Belloy also answers two of my other questions: why is the queen so irritable in this libretto? What motivates her to plead with the king to spare the lives of the Burghers of Calais? He translates his reading of Froissard’s account:
“The Queen of England, who was pregnant, got on her knees and cried: Ah! Gentle Sire, since I have returned in great peril across the sea, I have asked you nothing: but pray you humbly as a gift for the Son of St. Mary, and for the love of me, please show these six men mercy. The King looked at her, and paused for a moment, and said to her. Ah! Madam, I would rather that you were elsewhere than here: but you plead to me so that I cannot refuse you. The queen took them to her apartment, had them take off the ropes around their necks, and bade them sit and dine at their leisure. Then she gave to each of the six nobles golden crowns, and conducted them out of the camp in safety.”

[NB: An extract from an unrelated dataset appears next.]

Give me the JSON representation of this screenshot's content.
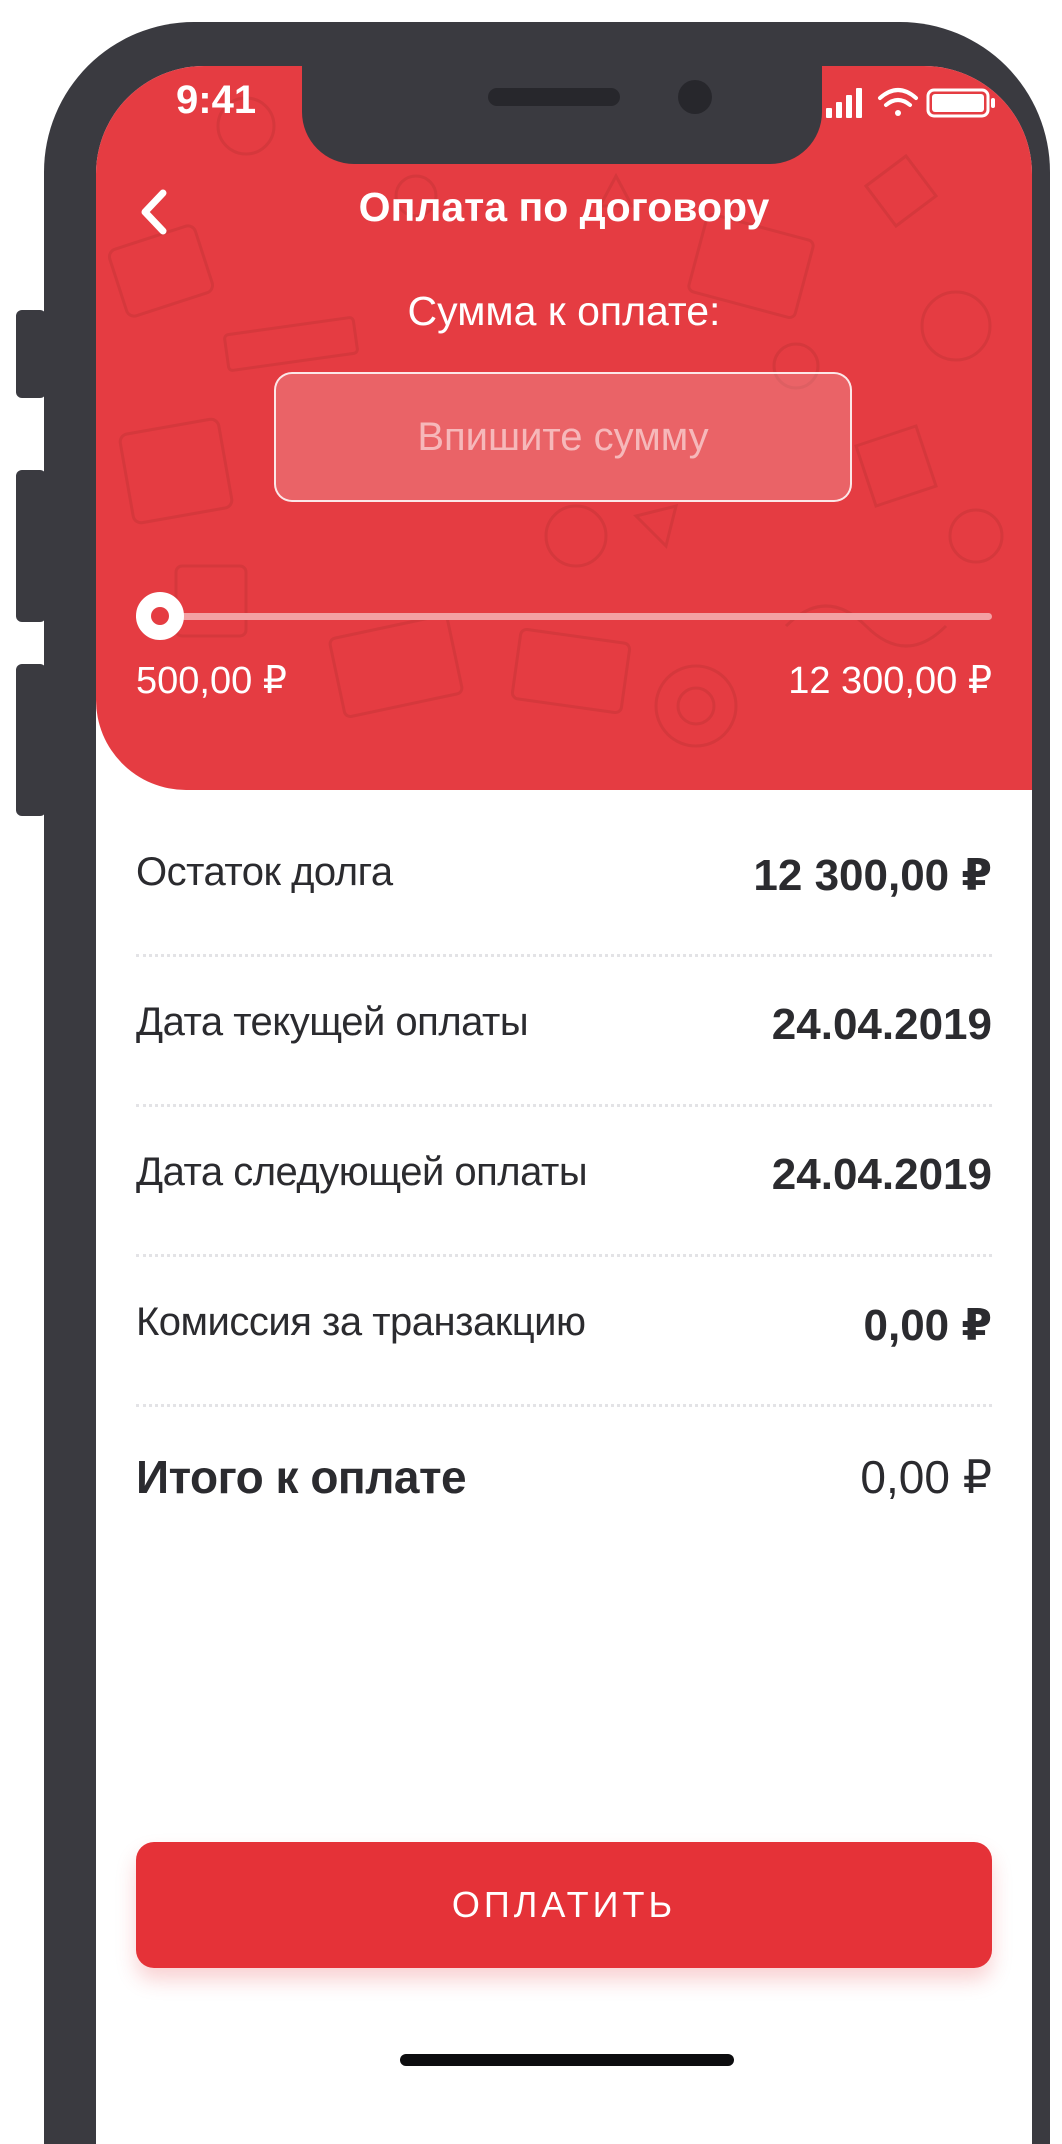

This made her testy first lines and her complete switch to compassion by the finale so much more understandable for me. She’s pregnant and has just fought and won a campaign on horseback for him in Scotland. She undertook a perilous voyage by boat to Calais, and expected to sleep in a comfy bed in the palace inside the city, as he had promised. Instead, she arrives and is greeted by soldiers who escort her to a war-torn army tent. When she sees Eleanor plead for the life of her husband for the sake of their son, the queen is moved not only by empathy for a fellow mother, but also because she doesn’t want this brutal act of her husband’s to bring about a bad omen for their unborn child.
My costume design sketch for the queen: